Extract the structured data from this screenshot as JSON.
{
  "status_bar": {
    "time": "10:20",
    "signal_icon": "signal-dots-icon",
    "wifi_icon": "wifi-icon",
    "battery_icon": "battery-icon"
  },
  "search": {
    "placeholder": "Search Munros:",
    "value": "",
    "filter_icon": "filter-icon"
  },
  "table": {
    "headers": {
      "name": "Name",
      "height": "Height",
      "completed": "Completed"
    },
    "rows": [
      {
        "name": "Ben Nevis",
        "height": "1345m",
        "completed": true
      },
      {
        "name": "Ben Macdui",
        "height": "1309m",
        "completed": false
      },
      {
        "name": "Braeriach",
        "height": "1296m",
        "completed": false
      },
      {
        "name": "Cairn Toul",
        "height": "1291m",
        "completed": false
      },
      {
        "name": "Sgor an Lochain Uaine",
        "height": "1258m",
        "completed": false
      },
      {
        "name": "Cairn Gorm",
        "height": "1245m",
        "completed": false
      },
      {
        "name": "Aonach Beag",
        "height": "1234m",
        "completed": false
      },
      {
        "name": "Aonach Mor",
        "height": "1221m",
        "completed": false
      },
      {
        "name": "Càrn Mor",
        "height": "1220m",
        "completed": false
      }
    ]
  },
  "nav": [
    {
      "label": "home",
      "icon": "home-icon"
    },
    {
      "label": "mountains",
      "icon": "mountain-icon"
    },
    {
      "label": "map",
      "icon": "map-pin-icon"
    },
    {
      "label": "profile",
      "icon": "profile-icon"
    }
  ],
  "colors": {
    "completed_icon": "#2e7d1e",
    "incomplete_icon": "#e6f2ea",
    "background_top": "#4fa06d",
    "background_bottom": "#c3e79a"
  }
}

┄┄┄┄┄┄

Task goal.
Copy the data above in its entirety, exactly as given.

Answer to this problem.
Extract the structured data from this screenshot as JSON.
{
  "status_bar": {
    "time": "10:20",
    "signal_icon": "signal-dots-icon",
    "wifi_icon": "wifi-icon",
    "battery_icon": "battery-icon"
  },
  "search": {
    "placeholder": "Search Munros:",
    "value": "",
    "filter_icon": "filter-icon"
  },
  "table": {
    "headers": {
      "name": "Name",
      "height": "Height",
      "completed": "Completed"
    },
    "rows": [
      {
        "name": "Ben Nevis",
        "height": "1345m",
        "completed": true
      },
      {
        "name": "Ben Macdui",
        "height": "1309m",
        "completed": false
      },
      {
        "name": "Braeriach",
        "height": "1296m",
        "completed": false
      },
      {
        "name": "Cairn Toul",
        "height": "1291m",
        "completed": false
      },
      {
        "name": "Sgor an Lochain Uaine",
        "height": "1258m",
        "completed": false
      },
      {
        "name": "Cairn Gorm",
        "height": "1245m",
        "completed": false
      },
      {
        "name": "Aonach Beag",
        "height": "1234m",
        "completed": false
      },
      {
        "name": "Aonach Mor",
        "height": "1221m",
        "completed": false
      },
      {
        "name": "Càrn Mor",
        "height": "1220m",
        "completed": false
      }
    ]
  },
  "nav": [
    {
      "label": "home",
      "icon": "home-icon"
    },
    {
      "label": "mountains",
      "icon": "mountain-icon"
    },
    {
      "label": "map",
      "icon": "map-pin-icon"
    },
    {
      "label": "profile",
      "icon": "profile-icon"
    }
  ],
  "colors": {
    "completed_icon": "#2e7d1e",
    "incomplete_icon": "#e6f2ea",
    "background_top": "#4fa06d",
    "background_bottom": "#c3e79a"
  }
}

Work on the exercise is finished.